- Opening Delimiter -

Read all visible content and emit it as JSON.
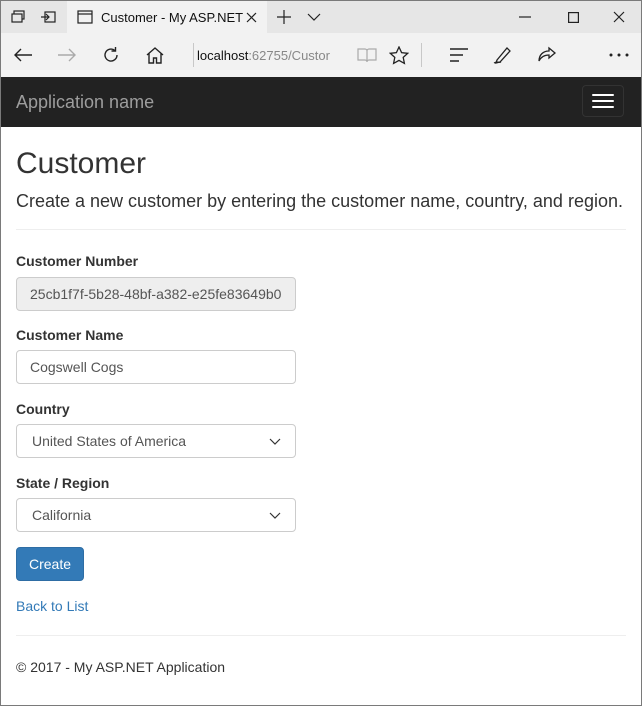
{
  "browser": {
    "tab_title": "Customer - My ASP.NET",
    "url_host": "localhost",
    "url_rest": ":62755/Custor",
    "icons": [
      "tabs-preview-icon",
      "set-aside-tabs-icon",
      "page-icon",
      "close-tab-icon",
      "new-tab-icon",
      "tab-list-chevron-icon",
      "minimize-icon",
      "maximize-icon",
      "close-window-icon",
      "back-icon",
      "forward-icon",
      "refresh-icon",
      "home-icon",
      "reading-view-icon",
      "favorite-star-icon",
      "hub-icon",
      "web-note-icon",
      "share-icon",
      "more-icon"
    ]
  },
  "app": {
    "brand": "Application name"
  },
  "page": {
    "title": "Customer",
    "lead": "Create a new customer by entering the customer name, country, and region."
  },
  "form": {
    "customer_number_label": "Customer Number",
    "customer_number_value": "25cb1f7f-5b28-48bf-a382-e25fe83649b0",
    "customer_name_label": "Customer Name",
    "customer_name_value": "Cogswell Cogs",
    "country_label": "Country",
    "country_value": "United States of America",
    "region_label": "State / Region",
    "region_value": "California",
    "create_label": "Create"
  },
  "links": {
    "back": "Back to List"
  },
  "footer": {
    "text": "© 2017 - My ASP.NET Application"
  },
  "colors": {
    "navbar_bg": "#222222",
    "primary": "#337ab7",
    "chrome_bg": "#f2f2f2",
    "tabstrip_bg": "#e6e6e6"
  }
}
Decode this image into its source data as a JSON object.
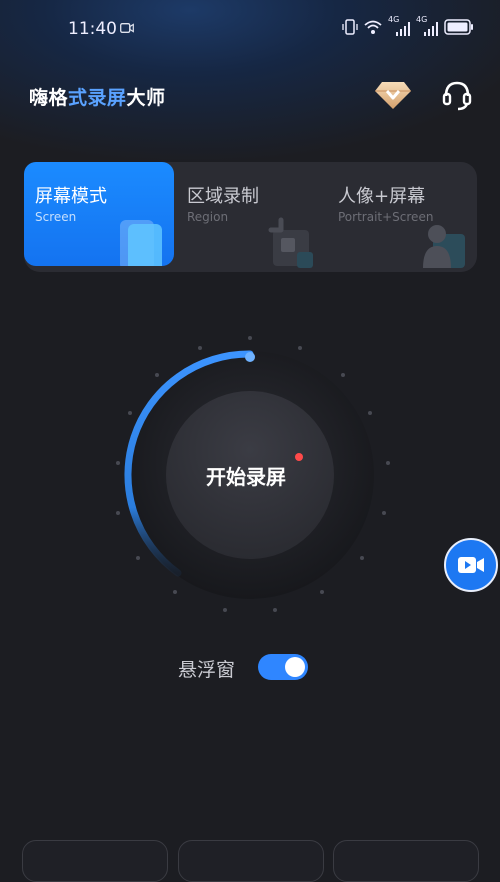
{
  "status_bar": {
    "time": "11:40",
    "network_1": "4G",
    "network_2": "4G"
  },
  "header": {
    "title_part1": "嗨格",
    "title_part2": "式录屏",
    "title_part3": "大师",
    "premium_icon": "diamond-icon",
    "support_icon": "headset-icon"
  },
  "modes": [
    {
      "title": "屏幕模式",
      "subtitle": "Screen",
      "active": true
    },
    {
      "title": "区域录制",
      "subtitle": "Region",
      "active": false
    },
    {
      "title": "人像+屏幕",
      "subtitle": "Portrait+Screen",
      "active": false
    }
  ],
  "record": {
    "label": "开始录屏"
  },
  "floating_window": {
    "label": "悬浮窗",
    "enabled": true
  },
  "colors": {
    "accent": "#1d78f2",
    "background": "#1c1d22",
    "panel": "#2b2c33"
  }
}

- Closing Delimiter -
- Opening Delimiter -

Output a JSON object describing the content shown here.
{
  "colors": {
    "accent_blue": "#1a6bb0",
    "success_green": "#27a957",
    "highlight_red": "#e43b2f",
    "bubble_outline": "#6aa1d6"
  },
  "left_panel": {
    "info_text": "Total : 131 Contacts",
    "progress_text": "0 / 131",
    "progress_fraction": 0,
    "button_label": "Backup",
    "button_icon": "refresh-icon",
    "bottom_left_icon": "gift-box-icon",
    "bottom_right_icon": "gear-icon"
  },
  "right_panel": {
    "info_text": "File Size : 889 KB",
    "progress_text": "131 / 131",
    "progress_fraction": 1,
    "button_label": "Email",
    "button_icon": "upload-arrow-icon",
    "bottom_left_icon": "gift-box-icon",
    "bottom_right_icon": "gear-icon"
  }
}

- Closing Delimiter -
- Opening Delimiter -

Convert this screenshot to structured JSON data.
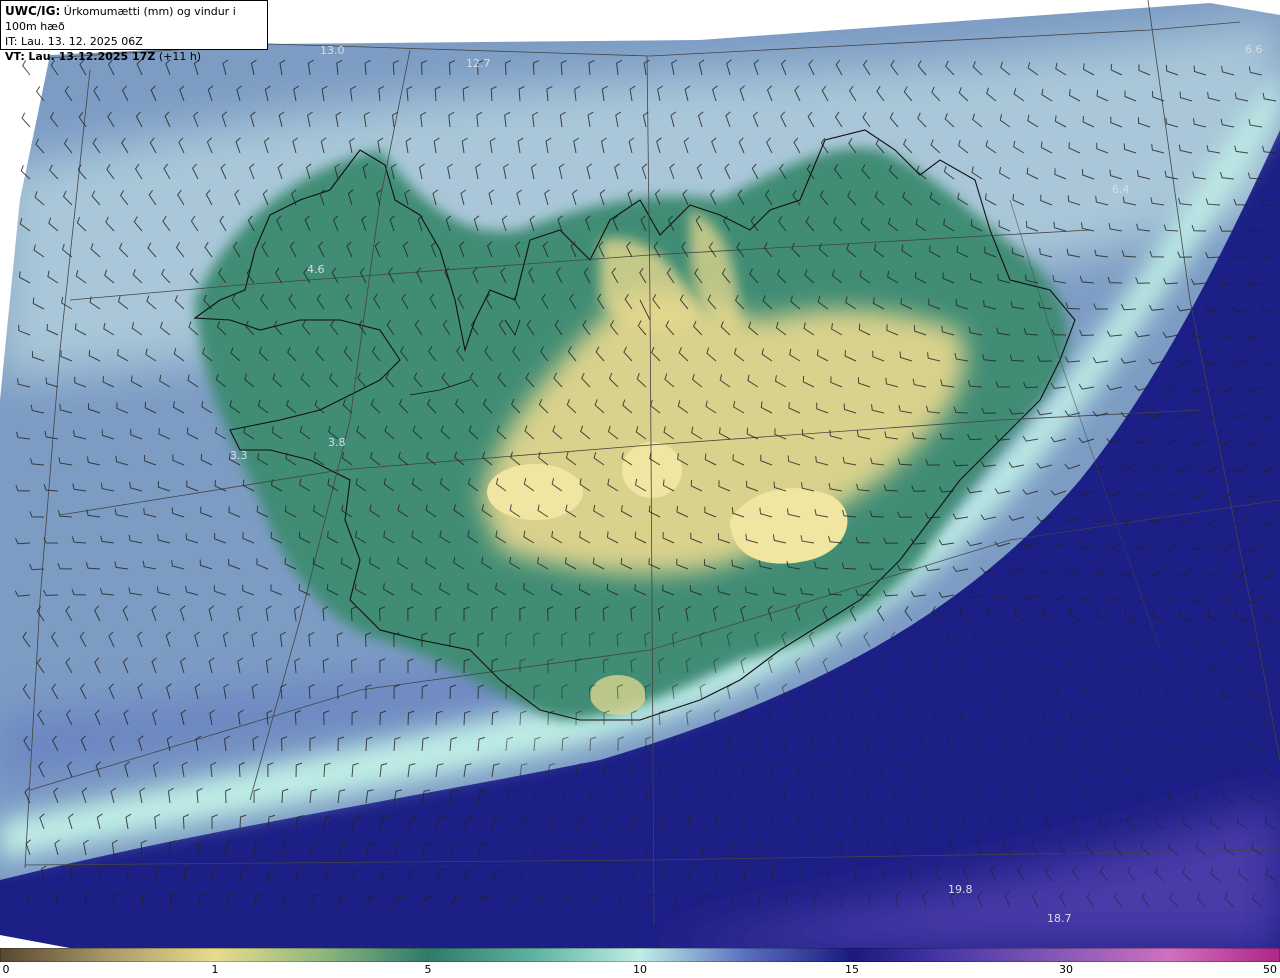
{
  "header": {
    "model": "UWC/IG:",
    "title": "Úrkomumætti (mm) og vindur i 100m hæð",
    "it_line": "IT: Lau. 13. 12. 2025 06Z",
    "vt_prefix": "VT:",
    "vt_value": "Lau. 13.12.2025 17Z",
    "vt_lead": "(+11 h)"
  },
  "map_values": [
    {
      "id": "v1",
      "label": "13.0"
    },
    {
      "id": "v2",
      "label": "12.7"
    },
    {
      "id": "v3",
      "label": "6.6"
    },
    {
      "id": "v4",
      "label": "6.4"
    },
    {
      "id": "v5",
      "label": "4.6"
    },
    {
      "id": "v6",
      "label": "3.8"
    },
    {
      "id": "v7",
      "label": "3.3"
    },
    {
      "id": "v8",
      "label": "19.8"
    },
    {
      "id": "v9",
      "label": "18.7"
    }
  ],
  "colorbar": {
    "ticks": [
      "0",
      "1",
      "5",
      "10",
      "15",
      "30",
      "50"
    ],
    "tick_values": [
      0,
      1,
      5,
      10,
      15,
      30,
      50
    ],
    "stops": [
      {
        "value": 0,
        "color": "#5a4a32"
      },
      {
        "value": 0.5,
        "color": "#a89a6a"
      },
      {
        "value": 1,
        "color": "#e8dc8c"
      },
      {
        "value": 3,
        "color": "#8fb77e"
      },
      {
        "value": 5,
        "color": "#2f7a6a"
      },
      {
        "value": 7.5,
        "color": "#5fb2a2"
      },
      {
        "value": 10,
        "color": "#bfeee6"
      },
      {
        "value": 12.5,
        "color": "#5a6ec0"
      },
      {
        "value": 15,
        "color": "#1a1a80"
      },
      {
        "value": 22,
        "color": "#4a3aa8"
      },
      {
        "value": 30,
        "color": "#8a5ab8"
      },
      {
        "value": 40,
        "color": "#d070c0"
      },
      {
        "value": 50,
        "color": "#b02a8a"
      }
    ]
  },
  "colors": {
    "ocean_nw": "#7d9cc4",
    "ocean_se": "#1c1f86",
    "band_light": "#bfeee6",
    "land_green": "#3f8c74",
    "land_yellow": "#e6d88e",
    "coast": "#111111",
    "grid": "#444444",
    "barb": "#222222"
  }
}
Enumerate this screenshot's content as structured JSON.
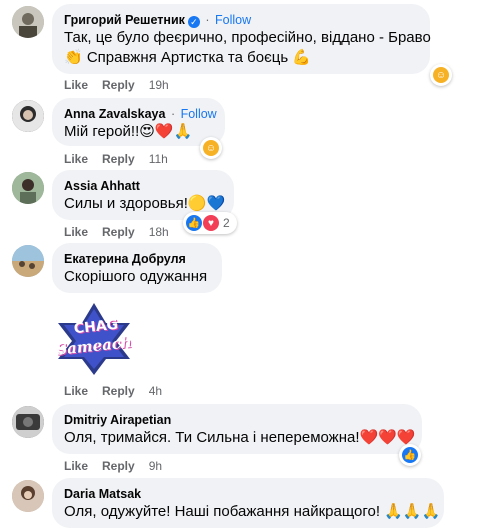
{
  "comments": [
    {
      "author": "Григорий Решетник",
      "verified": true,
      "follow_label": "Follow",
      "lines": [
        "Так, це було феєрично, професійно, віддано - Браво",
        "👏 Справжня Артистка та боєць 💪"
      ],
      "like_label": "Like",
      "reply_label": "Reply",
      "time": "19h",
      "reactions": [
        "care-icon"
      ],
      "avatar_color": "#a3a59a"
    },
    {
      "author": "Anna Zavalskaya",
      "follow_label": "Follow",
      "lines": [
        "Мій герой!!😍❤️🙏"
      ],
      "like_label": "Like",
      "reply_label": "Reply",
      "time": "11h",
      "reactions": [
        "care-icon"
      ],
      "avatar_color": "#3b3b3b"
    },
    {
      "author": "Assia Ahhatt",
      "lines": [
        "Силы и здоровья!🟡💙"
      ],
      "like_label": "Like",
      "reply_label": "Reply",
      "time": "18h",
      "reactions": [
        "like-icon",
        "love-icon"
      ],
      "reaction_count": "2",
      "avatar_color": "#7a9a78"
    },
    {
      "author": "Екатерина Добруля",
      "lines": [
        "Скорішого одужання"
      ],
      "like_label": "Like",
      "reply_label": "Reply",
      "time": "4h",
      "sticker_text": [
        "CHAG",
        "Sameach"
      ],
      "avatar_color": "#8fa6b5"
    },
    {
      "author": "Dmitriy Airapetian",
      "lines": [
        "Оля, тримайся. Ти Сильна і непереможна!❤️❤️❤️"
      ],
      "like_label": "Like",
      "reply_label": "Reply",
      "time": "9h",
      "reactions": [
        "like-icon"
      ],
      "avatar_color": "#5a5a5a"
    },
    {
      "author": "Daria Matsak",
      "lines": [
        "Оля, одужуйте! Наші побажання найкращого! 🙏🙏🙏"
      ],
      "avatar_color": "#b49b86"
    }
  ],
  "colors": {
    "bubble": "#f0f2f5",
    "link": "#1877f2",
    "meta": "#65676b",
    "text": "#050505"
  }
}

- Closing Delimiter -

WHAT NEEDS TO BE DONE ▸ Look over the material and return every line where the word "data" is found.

RESPONSE AREA ▸
Decode this image into its source data as a JSON object.
Convert this screenshot to structured JSON data.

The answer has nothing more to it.